Poker is a card game where players make bets in increments. It is a game of skill more than chance, and it can be a great way to challenge your brain and improve critical thinking skills. Poker can also help you develop a positive mindset and become more resilient in the face of failure.
While it’s tempting to jump into poker with a huge bankroll and play all in every hand, it is important to remember that you must learn the game and develop a strategy before you can win big. A good poker player will spend time studying the game, taking notes, and discussing their plays with other players for a more objective look at their strengths and weaknesses. It is also a good idea to learn how to read other players’ actions at the table and pick up on their tells.
A good poker player knows that it’s better to play conservatively when they have a strong hand, and to raise when they have a weak one. It’s also important to know your position at the table, so you can adjust your betting range accordingly. For example, if you’re in EP, you should play very tight and only open with strong hands. If you’re MP, you can be slightly looser and put more pressure on your opponents.
One of the most important things that poker can teach you is how to control your emotions. It is easy to get swept up in the excitement of a good hand, but this can lead to negative consequences if you let your emotions run wild. Poker teaches you to keep your emotions in check, so you can make smart decisions.
Another important aspect of poker is learning to evaluate the strength of your opponent’s hand. You can do this by analyzing their body language and reading their betting patterns. In addition, you can try to guess what type of hand they have by looking at the cards that they have in their hand. For example, if someone checks after seeing a flop that includes A-2-6, you can assume that they have a pair of 2s.

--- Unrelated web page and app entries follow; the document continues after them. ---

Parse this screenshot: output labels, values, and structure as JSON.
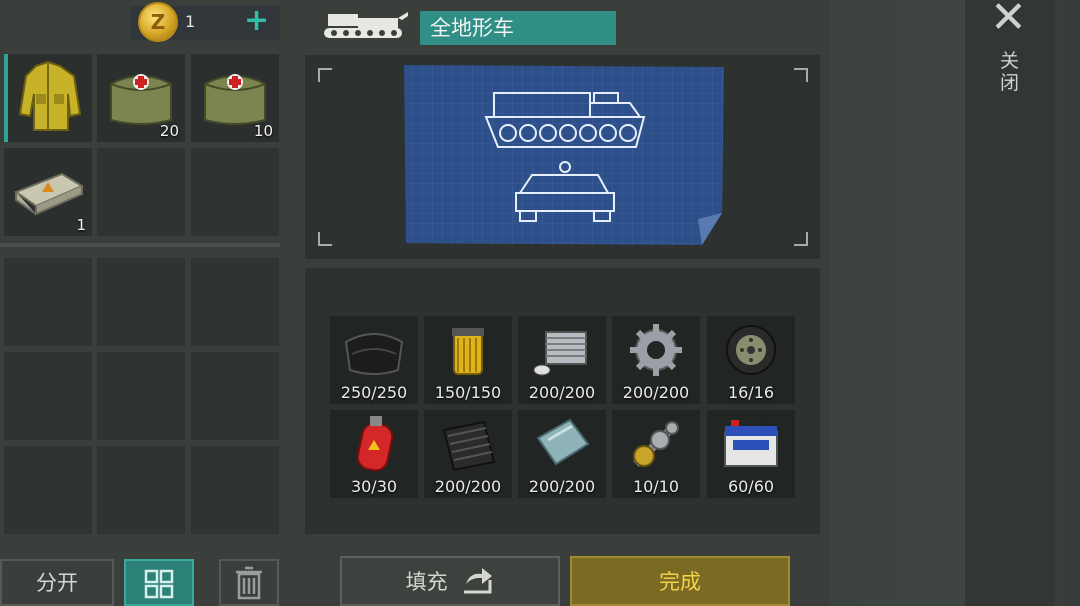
{
  "currency": {
    "count": "1"
  },
  "header": {
    "title": "全地形车"
  },
  "inventory": {
    "slots": [
      {
        "icon": "yellow-jacket-icon",
        "count": ""
      },
      {
        "icon": "medkit-bag-icon",
        "count": "20"
      },
      {
        "icon": "medkit-bag-icon",
        "count": "10"
      },
      {
        "icon": "explosive-brick-icon",
        "count": "1"
      }
    ]
  },
  "materials": [
    {
      "icon": "leather-icon",
      "qty": "250/250"
    },
    {
      "icon": "oil-filter-icon",
      "qty": "150/150"
    },
    {
      "icon": "engine-cylinder-icon",
      "qty": "200/200"
    },
    {
      "icon": "gear-icon",
      "qty": "200/200"
    },
    {
      "icon": "wheel-icon",
      "qty": "16/16"
    },
    {
      "icon": "gas-cylinder-icon",
      "qty": "30/30"
    },
    {
      "icon": "rubber-track-icon",
      "qty": "200/200"
    },
    {
      "icon": "metal-sheet-icon",
      "qty": "200/200"
    },
    {
      "icon": "transmission-shaft-icon",
      "qty": "10/10"
    },
    {
      "icon": "battery-icon",
      "qty": "60/60"
    }
  ],
  "buttons": {
    "split": "分开",
    "fill": "填充",
    "done": "完成",
    "close": "关闭"
  },
  "colors": {
    "accent_teal": "#2f8f86",
    "done_gold": "#f3d24a"
  }
}
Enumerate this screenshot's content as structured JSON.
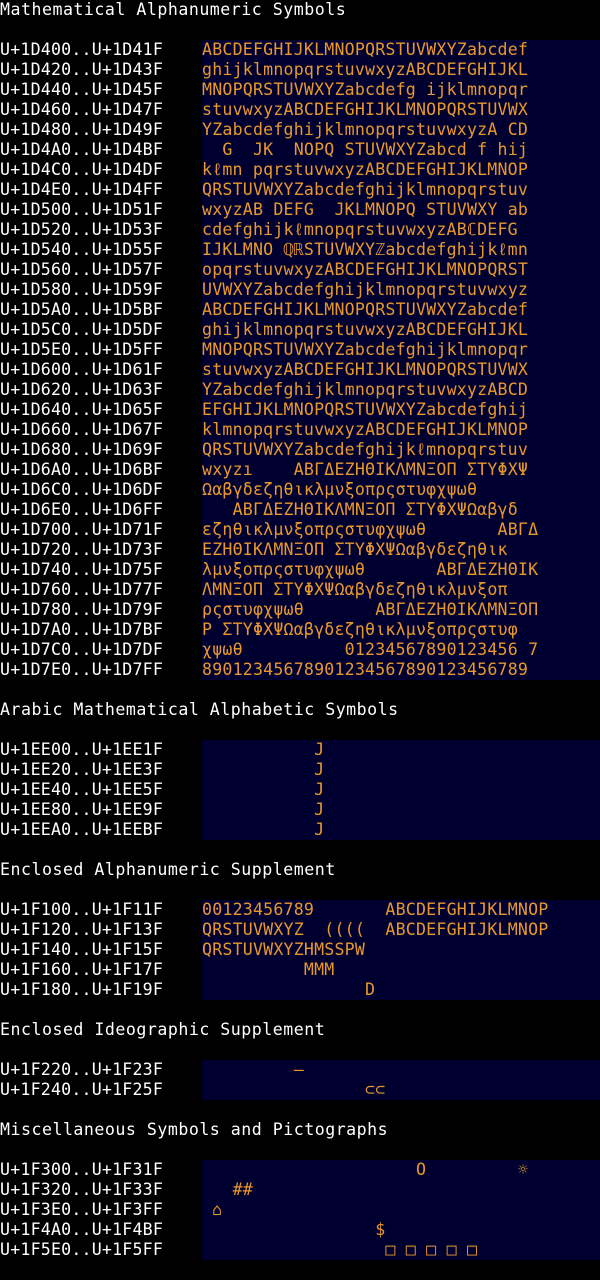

A good poker player knows that they’re going to lose hands sometimes, and they won’t throw a tantrum or chase a loss. They’ll learn from the experience and move on. This type of resilience can carry over into other areas of life and can make them more successful in general. A successful poker player will also know when to call a bet and when to fold, so they don’t waste money on a bad hand. This is an excellent way to improve their odds of winning. They’ll be able to win more hands and earn more money in the long run. This is how a poker player makes it to the top of their game. It is a game of skill, and it’s the only gambling game where you can really build your prowess over time.